═══ Material for the task

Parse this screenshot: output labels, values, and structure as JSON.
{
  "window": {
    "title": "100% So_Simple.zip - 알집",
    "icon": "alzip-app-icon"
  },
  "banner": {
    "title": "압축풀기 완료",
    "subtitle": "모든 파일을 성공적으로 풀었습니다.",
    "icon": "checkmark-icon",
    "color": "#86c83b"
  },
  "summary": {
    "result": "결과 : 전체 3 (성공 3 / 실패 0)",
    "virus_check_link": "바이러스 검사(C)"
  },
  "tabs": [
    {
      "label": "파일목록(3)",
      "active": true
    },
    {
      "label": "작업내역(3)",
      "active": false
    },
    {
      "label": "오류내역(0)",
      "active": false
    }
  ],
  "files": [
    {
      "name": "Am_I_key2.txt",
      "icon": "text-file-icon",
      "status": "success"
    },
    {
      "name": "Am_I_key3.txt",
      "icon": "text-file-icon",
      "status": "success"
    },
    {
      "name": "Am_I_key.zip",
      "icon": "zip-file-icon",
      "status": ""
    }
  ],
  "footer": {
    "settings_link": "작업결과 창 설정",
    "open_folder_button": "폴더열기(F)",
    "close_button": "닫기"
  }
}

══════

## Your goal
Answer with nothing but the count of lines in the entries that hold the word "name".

## Solution to this task
3